It seems that COVID-19 vaccines could be rolled out in the UK and the US before Christmas, but South Africans are unlikely to have access to a vaccine before next year. The South African Department of Health has yet to conclude a supply deal with any of the major vaccine producers.
The British Health Minister, Matt Hancock, said on Monday that the country expected to start rolling out the Pfizer COVID-19 vaccine just before Christmas if it was declared safe and effective. US Health and Human Services Secretary, Alex Azar, said on Wednesday that the COVID-19 vaccines from Pfizer and Moderna could be ready for US authorisation and distribution within weeks.
Before any vaccine can be made available to the South African public, it has to be approved by the South African Health Products Regulatory Authority (SAHPRA) and then registered.
According to the regulatory authority, it takes between 30 and 60 days for vaccine applications to be approved.
The length of the process can be reduced if a review has already been completed by another regulatory authority (for example the Food and Drug Administration in the US). SAHPRA also said it would prioritise an application for a COVID-19 vaccine.
Dr Essack Mitha, principal investigator at Newtown Clinical Research, who is also the head of the South African arm of the Pfizer clinical trial, told Travel News that vaccine roll-out would only commence in December if the US FDA gave the companies involved an emergency use authorisation.
He said while the projection was that 50 million doses would be produced by the end of 2020, it was extremely unlikely that the vaccines would be accessible to travellers before the end of the year.
“South Africa has not concluded any supply agreement with any of the major vaccine producers yet,” he said. “Even if this supply is obtained, the likely scenario is that vaccines will be administered to selected profiles of people, for example front-line workers, elderly people and people with comorbid diseases.”
While it is unclear when a vaccine will be rolled out in South Africa, Dr Albie de Frey, director of Travel Doctor, which has a network of travel clinics in Gauteng and the Western Cape, suggested that a COVID-19 vaccine could well become a prerequisite for travellers in the future.
He said it was quite possible that the World Health Organization would expand its current international certificate of vaccination to include a COVID-19 vaccine.
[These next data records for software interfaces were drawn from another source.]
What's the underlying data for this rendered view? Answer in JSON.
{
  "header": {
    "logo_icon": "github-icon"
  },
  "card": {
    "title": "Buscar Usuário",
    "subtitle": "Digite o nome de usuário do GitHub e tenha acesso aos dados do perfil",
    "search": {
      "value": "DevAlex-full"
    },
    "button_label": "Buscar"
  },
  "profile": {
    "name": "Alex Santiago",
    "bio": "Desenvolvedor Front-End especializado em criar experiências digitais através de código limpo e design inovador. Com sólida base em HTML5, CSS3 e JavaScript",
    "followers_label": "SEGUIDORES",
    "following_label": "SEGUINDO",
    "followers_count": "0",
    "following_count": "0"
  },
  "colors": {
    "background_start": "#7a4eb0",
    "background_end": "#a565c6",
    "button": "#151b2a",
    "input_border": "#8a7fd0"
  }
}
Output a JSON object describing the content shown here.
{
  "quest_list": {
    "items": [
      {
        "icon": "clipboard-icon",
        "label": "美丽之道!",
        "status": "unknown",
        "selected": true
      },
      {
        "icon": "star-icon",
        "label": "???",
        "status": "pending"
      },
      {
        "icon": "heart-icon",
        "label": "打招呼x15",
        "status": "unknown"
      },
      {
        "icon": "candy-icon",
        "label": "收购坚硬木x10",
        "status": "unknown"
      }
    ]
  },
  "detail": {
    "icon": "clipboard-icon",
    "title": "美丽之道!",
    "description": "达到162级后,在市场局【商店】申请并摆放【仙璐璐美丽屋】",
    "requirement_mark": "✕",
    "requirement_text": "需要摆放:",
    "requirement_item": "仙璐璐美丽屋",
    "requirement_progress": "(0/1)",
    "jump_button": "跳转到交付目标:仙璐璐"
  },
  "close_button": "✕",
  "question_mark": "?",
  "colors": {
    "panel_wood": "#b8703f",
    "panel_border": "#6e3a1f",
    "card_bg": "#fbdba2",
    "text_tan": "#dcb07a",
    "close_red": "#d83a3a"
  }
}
He added that it was possible some governments might choose to require travellers from countries deemed to be high risk for COVID-19 infection to be vaccinated prior to entry.
However, regardless of the regulatory requirement, he suggested that all travellers who were at risk should be vaccinated. For example, if travellers are going to Europe over the winter, they should be vaccinated, regardless of whether the European country or South African government require it, because it is in the best interest of the traveller. “In fact, all persons at risk of becoming severely ill with SARS-CoV-2, the virus that causes COVID-19, should be vaccinated whether they are travelling or not,” he said.
Albie said the challenge with the vaccines trialled by Moderna and Pfizer was that they had to be stored at -20C and -70C respectively. By way of comparison, a standard kitchen freezer operates at about -15C.
“Apart from the cost of the vaccine, the cost of installing the necessary infrastructure is going to be huge,” he said.
Albie is more optimistic about the prospects of the ChAdOx1 nCoV-19 vaccine, which is being trialled by the Oxford Vaccine Group. He said the vaccine, which can be stored at between 2C and 8C, was a more practical vaccine for South Africa and the rest of Africa.
The Pfizer, Moderna and Oxford trials are all in the final phase, namely large-scale efficacy and safety trials. You can track the status of these and other vaccine trails here.